I started working on some book cover practice yesterday and got sucked in so I missed my last writing block.
I did a lot of thinking yesterday about some decisions I needed to make about covers. I’ve hired out the latest cover for one of my series. I’m so ambivalent about having done that that it’s driving me crazy. I committed, though, and I’m going to see it through.
The plan was to get the one cover, decide if I was ready to use it, then order the entire series redesigned. But the cover didn’t fit the book. It did, however, seem well-suited to the next one. So I had to decide if I wanted to commit to double the cost for two covers. In the end, I decided to go ahead. So I’ve actually commissioned two covers in that series at this point.

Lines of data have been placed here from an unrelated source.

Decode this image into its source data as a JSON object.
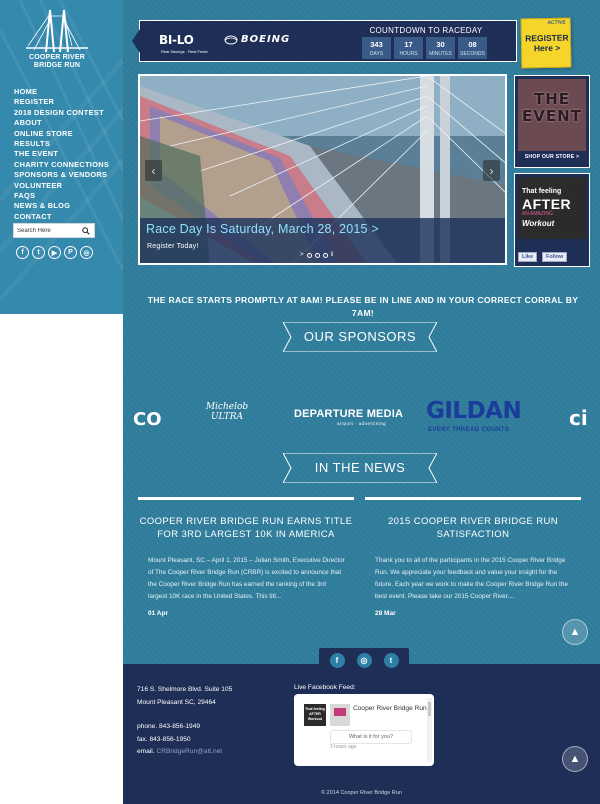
{
  "sidebar": {
    "logo_text": [
      "COOPER RIVER",
      "BRIDGE RUN"
    ],
    "nav": [
      "HOME",
      "REGISTER",
      "2018 DESIGN CONTEST",
      "ABOUT",
      "ONLINE STORE",
      "RESULTS",
      "THE EVENT",
      "CHARITY CONNECTIONS",
      "SPONSORS & VENDORS",
      "VOLUNTEER",
      "FAQS",
      "NEWS & BLOG",
      "CONTACT"
    ],
    "search_placeholder": "Search Here",
    "social_icons": [
      "facebook-icon",
      "twitter-icon",
      "youtube-icon",
      "pinterest-icon",
      "instagram-icon"
    ]
  },
  "banner": {
    "bilo": "BI-LO",
    "bilo_tag": "Real Savings · Real Fresh",
    "boeing": "BOEING",
    "countdown_title": "COUNTDOWN TO RACEDAY",
    "countdown": [
      {
        "value": "343",
        "label": "DAYS"
      },
      {
        "value": "17",
        "label": "HOURS"
      },
      {
        "value": "30",
        "label": "MINUTES"
      },
      {
        "value": "08",
        "label": "SECONDS"
      }
    ],
    "register_brand": "ACTIVE",
    "register_label": [
      "REGISTER",
      "Here >"
    ]
  },
  "slider": {
    "title": "Race Day Is Saturday, March 28, 2015 >",
    "subtitle": "Register Today!",
    "pager": ">"
  },
  "ads": {
    "store_image_text": [
      "THE",
      "EVENT"
    ],
    "store_label": "SHOP OUR STORE >",
    "fb_image_lines": [
      "That feeling",
      "AFTER",
      "AN AMAZING",
      "Workout"
    ],
    "like_label": "Like",
    "follow_label": "Follow"
  },
  "notice": "THE RACE STARTS PROMPTLY AT 8AM! PLEASE BE IN LINE AND IN YOUR CORRECT CORRAL BY 7AM!",
  "sponsors": {
    "heading": "OUR SPONSORS",
    "logos": [
      "CO",
      "Michelob ULTRA",
      "DEPARTURE MEDIA",
      "airport · advertising",
      "GILDAN",
      "EVERY THREAD COUNTS",
      "ci"
    ]
  },
  "news": {
    "heading": "IN THE NEWS",
    "items": [
      {
        "title": "COOPER RIVER BRIDGE RUN EARNS TITLE FOR 3RD LARGEST 10K IN AMERICA",
        "body": "Mount Pleasant, SC – April 1, 2015 – Julian Smith, Executive Director of The Cooper River Bridge Run (CRBR) is excited to announce that the Cooper River Bridge Run has earned the ranking of the 3rd largest 10K race in the United States. This titl...",
        "date": "01 Apr"
      },
      {
        "title": "2015 COOPER RIVER BRIDGE RUN SATISFACTION",
        "body": "Thank you to all of the participants in the 2015 Cooper River Bridge Run. We appreciate your feedback and value your insight for the future. Each year we work to make the Cooper River Bridge Run the best event. Please take our 2015 Cooper River....",
        "date": "28 Mar"
      }
    ]
  },
  "footer": {
    "address": [
      "716 S. Shelmore Blvd. Suite 105",
      "Mount Pleasant SC, 29464"
    ],
    "phone": "phone. 843-856-1949",
    "fax": "fax. 843-856-1950",
    "email_label": "email.",
    "email": "CRBridgeRun@att.net",
    "feed_label": "Live Facebook Feed:",
    "feed_name": "Cooper River Bridge Run",
    "feed_prompt": "What is it for you?",
    "feed_time": "3 hours ago",
    "copyright": "© 2014 Cooper River Bridge Run"
  }
}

I probably shouldn’t have, because I’m still not sure I’m actually going to use the covers. But I want to use them. And how does that make sense, huh?
I think it’s because: (1) I like being in complete control of my publishing schedule. I can’t quite do that if I have someone else responsible for the covers; (2) I have certain expectations for how all of my covers work together and getting something from the designer means either I have to be very specific about my wants (maybe too specific to be easy to work with) or I’ll have to redo all my other covers to consolidate the branding. I’ve already run into a few issues, changed my mind about something, and now am not sure the designer is going to deliver something I’m going to be satisfied with.
In the end, I’ll just consider it a learning expense if that happens and I’ll use my own covers. (Let me be clear: the cover draft I’ve seen from the designer is great. That’s not the kind of satisfaction I’m talking about above.)
Just last night I was reminded of something I’ve said I believed (but maybe didn’t really believe, because I actually found myself surprised). I asked for and received some feedback on a few of my own covers (all variations for the same book) and surprise, surprise, it wasn’t the one that looked the most professional to me that got called the most eye-catching. That surprised me, to be honest. I thought one cover in particular was much stronger than the others, and one was much weaker, and yet the comments didn’t bear out my expectations.
And then I asked myself: why not?
I’ve said several times that once you get a certain level of decent with a cover, it doesn’t usually pay to keep trying to make it better, because it won’t really make much of a difference. I mean, yes, I do believe there are certain covers that just have something special that can attract a large quantity of people, but those are kind of like books: they happen by chance, they have a certain spark that can’t really be analyzed and recreated except on superficial levels. Then you hope for the best.
The only thing important after reaching “good enough to catch someone’s eye” is to signal to the right readers what’s waiting for them in the book.
So now I need to remember that—and use it to get past this horrible perfectionism that still ties me up when I’m working on a cover.
Finally, yes, I’m still off coffee and tea. But something’s got my brain working overtime, because I woke up at 2 am and couldn’t go back to sleep because of too much brain activity. Or maybe it’s the time change still screwing with me. Who knows? The end result is that I’m exhausted today and have a headache from a sleepless night, and I don’t really care why. I was miserable from 2 to 6.
Tuesday’s session log
My pace was down and I can’t really explain why, but I’m hoping I’ll do a bit better today. It’s 12:04 pm, though, and I haven’t even looked at my book this morning, so we’ll see.
Believe it or not, I’m making fewer typos than usual, despite the lack of sleep, and my words are flowing nice and fast.
It might be a good day to write, in spite of everything. :D